29. It was observed that instances to prove the family custom, may not be as many or as frequent as in the case of customs pertaining to a territory or to the community or to the character of any estate. Consequently it can be seen that for proving the custom in the community more instances are required to be shown.
30. However, the general law with regard to the proof of custom following the Privy Council decision in the case of Ramalakshmi Ammal v. Sivanatha Perumal (supra) held in the case of Harihar Prasad v. Balmiki Prasad is thus :
It is of the essence of special usages modifying the ordinary law of succession that they should be ancient and invariable; and it is further essential that they should be established to be so by clear and unambiguous evidence. It is only by means of such evidence that the Courts can be assured of their existence, and that they possess the conditions of antiquity and certainty on which alone their legal title to recognition depends.
31. It is therefore, seen that the learned trial Judge has correctly considered the factum of the custom, if any, of marriages in sapinda relationship in the community of the husband and the wife upon the evidence rightly led by the wife to prove such custom. He correctly found it inadequate and insufficient of the standard of proof required. The learned single Judge, however, incorrectly concluded that the very onus of proof that there was no such custom in their community was on the husband.
32. That being so we need not advert to the other aspects of the relationship between the parties with regard to the claim of the husband for divorce on the ground of cruelty, desertion and schizophrenia, the marriage between the parties being itself void under section read with Section 5(v) of the Hindu Marriage Act.
33. The only aspect that remains to be considered is the contention of the wife that she would be entitled to remain and reside in the matrimonial home of the parties where they resided together for a period of about 6 months, 22 years ago.
34. The husband's case of restraining his wife from entering upon the premises granted by the trial Court has been upset by the learned Single Judge.
35. It may be mentioned that since the marriage of the parties itself is declared void, there would be no question of the wife exercising any right of residence in their matrimonial home.

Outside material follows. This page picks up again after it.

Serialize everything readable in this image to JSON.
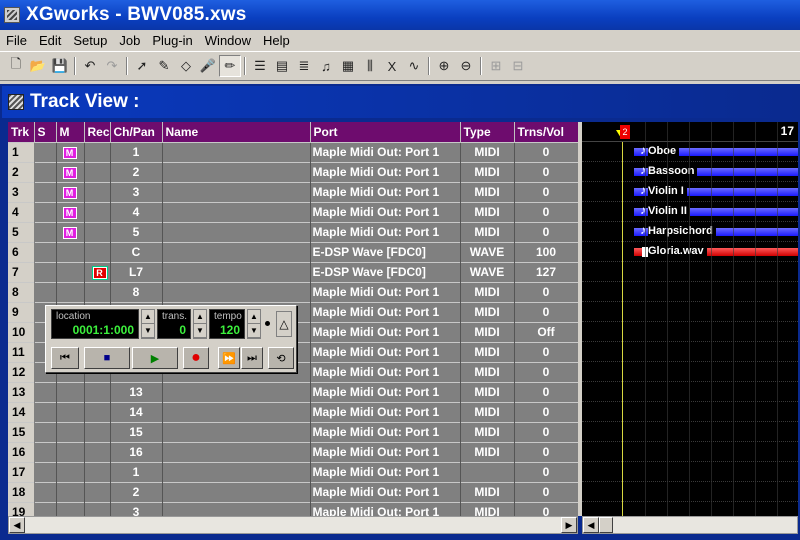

In fact she has not resided therein for the last 22 years.
36. In the circumstances the appeal is allowed.
37. The order of the learned single Judge dated 5th March, 1991 is set aside.
38. The marriage between the parties is declared null and void. The wife is restrained from entering into the matrimonial home at Nawalkar House, 159, Khadilkar Road, Girgaum, Bombay-400 004.
39. There shall be no order as to costs of this appeal.
After pronouncement of the judgment the learned advocate appearing for wife orally requested for stay of the order as far as it relates to the relief of injunction. Undisputedly during the pendency of the LPA there was no order of injunction against the wife. Considering the same the order to the extent it relates to the injunction against wife, the same is stayed for a period of 8 weeks.